WASHINGTON (AP) — A top White House adviser said Sunday the stars seem aligned for Congress to pass a comprehensive immigration overhaul this year, but he sounded less confident about prospects for toughening the nation's gun laws.
White House Senior Adviser David Plouffe made the rounds on Sunday talk shows, outlining the president's agenda for the months ahead. He said past presidents have been able to make significant progress during their second terms, noting that President Ronald Reagan pushed through more tax cuts and that President Bill Clinton helped transform budget deficits into budget surpluses.
He said Obama's focus will be on improving the economy, saying the president believes the best way to do that is to invest in education and manufacturing while also seeking what he called "balanced deficit reduction."
Republicans agreed to let tax cuts expire this year for those workers whose incomes exceed $400,000 a year, but Plouffe said that future negotiations on reducing the deficit will have to include more tax revenue as well as spending cuts and changes to entitlement programs.
"We've dealt with the tax rate issue. Now it's about loopholes," Plouffe said on ABC. "And I think the country would be well-served by tax and entitlement reform, because it'll help our economy."
Beyond the economy and the budget, Plouffe indicated that two social issues will be a focus at the outset of the president's second term: immigration and gun control.

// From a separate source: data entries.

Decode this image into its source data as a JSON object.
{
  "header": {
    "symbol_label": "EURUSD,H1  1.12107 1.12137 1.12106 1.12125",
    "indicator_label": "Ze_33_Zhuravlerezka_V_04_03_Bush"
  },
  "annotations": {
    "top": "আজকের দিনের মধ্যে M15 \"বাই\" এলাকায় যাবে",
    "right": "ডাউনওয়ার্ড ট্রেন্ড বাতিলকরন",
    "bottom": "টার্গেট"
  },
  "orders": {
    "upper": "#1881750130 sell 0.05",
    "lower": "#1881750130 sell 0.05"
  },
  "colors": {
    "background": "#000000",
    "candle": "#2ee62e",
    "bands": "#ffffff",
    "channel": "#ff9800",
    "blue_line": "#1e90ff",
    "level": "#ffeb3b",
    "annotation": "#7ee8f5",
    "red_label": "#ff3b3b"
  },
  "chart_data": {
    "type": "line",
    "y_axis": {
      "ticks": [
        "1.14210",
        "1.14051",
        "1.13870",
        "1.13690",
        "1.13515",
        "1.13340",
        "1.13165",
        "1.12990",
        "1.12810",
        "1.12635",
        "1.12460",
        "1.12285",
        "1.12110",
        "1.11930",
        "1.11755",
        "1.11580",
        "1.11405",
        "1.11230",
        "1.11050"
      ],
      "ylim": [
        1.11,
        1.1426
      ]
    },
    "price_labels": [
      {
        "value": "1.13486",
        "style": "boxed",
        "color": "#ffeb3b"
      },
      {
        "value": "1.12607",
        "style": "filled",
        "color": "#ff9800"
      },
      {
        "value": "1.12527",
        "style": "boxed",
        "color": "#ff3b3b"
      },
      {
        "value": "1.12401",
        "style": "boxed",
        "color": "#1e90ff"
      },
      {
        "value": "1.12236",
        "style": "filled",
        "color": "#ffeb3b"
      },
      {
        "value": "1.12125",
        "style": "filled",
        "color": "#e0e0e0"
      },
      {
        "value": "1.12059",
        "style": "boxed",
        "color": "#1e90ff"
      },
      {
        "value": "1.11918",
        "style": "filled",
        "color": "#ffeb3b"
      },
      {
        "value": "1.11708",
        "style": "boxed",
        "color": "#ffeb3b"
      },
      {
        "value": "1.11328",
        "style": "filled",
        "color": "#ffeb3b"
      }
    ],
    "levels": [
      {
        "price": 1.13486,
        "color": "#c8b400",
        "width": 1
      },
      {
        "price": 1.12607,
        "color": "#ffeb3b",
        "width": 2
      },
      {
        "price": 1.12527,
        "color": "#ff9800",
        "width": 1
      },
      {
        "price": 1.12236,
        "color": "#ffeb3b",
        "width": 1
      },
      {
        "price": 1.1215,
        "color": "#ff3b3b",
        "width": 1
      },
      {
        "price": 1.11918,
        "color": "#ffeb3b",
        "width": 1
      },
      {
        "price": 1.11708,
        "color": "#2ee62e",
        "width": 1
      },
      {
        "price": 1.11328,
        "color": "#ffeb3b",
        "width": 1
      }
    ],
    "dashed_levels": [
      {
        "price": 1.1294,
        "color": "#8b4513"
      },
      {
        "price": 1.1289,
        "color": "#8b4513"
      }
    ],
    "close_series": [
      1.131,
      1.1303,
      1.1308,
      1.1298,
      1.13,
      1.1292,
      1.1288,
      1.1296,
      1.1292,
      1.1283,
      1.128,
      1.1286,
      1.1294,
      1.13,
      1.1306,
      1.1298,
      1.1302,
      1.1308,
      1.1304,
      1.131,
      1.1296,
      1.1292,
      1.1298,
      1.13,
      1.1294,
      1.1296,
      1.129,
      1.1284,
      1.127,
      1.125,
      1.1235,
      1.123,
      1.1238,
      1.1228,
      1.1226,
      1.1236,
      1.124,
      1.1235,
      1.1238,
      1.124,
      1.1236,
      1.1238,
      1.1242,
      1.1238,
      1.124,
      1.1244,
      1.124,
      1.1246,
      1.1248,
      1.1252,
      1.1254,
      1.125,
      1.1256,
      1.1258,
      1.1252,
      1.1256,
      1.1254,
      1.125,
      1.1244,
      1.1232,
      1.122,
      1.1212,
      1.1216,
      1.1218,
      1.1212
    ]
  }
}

On gun control, he mixed statements of optimism with an acknowledgement of political realities. Republicans control the House, and even some Democrats in the Senate have been extremely cautious in addressing the issue.
"It's going to be very, very hard," Plouffe said on CBS's "Face the Nation."
Republican Sen. John Barrasso of Wyoming underscored that point. He said he doubted supporters could get 60 votes in the Senate for legislation allowing universal background checks for gun purchasers and for limiting gun magazines to 10 rounds and under.
"The debt and spending. That's where people are focused. That's the big anxiety of this country," Barrasso said on CNN.
Sen. Roy Blunt, R-Mo., would not answer whether he could support background checks for every gun purchase. Without getting into specifics, he advocated for better information-sharing to prevent some people with mental health problems from buying guns. Continued...